Task brief: Copy the records that follow exactly as written, but not their pictures.

Source data:

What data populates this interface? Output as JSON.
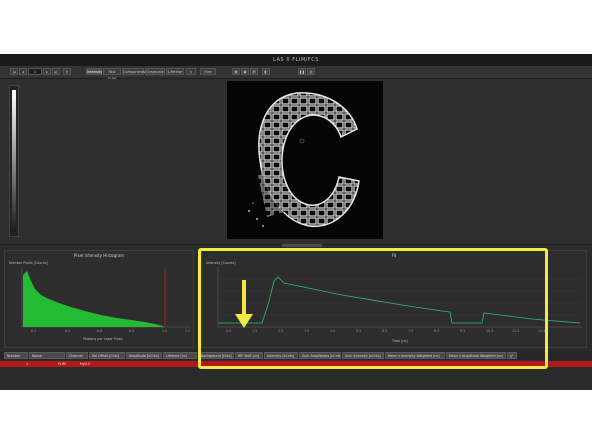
{
  "window": {
    "title": "LAS X FLIM/FCS"
  },
  "toolbar": {
    "frame_value": "1",
    "buttons": [
      "Intensity",
      "Fast FLIM",
      "Components",
      "Grayscale",
      "Lifetime",
      "Free"
    ],
    "active_index": 0
  },
  "histogram": {
    "title": "Pixel Intensity Histogram",
    "ylabel": "Number Pixels [Counts]",
    "xlabel": "Photons per Laser Pulse",
    "bar_color": "#22bb33",
    "marker_color": "#cc2222"
  },
  "fit": {
    "title": "Fit",
    "ylabel": "Intensity [Counts]",
    "xlabel": "Time [ns]",
    "curve_color": "#2bbf6a",
    "highlight_color": "#f4e842"
  },
  "results_table": {
    "columns": [
      "Number",
      "Name",
      "Channel",
      "Sel Offset [Cnts]",
      "Amplitude [kCnts]",
      "Lifetime [ns]",
      "Background [Cnts]",
      "IRF Shift [ns]",
      "Intensity [kCnts]",
      "Sum Amplitudes [kCnts]",
      "Sum Intensity [kCnts]",
      "Mean τ Intensity Weighted [ns]",
      "Mean τ Amplitude Weighted [ns]",
      "χ²"
    ],
    "rows": [
      {
        "number": "1",
        "name": "FLIM",
        "channel": "HyD 2"
      }
    ],
    "row_color": "#b01a1a"
  }
}
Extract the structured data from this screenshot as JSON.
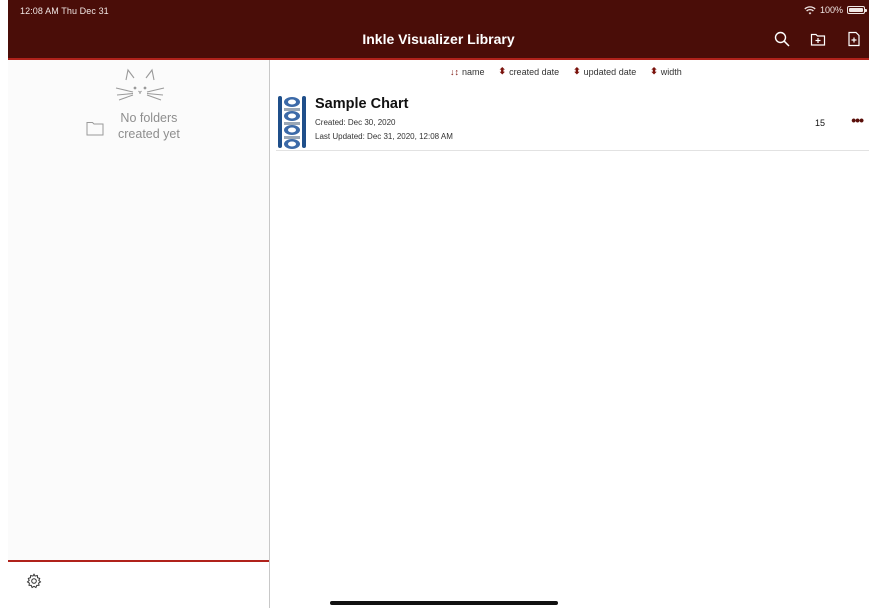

Your solution:
What data populates this interface? Output as JSON.
{
  "window": {
    "title": "LAS X FLIM/FCS"
  },
  "toolbar": {
    "frame_value": "1",
    "buttons": [
      "Intensity",
      "Fast FLIM",
      "Components",
      "Grayscale",
      "Lifetime",
      "Free"
    ],
    "active_index": 0
  },
  "histogram": {
    "title": "Pixel Intensity Histogram",
    "ylabel": "Number Pixels [Counts]",
    "xlabel": "Photons per Laser Pulse",
    "bar_color": "#22bb33",
    "marker_color": "#cc2222"
  },
  "fit": {
    "title": "Fit",
    "ylabel": "Intensity [Counts]",
    "xlabel": "Time [ns]",
    "curve_color": "#2bbf6a",
    "highlight_color": "#f4e842"
  },
  "results_table": {
    "columns": [
      "Number",
      "Name",
      "Channel",
      "Sel Offset [Cnts]",
      "Amplitude [kCnts]",
      "Lifetime [ns]",
      "Background [Cnts]",
      "IRF Shift [ns]",
      "Intensity [kCnts]",
      "Sum Amplitudes [kCnts]",
      "Sum Intensity [kCnts]",
      "Mean τ Intensity Weighted [ns]",
      "Mean τ Amplitude Weighted [ns]",
      "χ²"
    ],
    "rows": [
      {
        "number": "1",
        "name": "FLIM",
        "channel": "HyD 2"
      }
    ],
    "row_color": "#b01a1a"
  }
}
Extract the structured data from this screenshot as JSON.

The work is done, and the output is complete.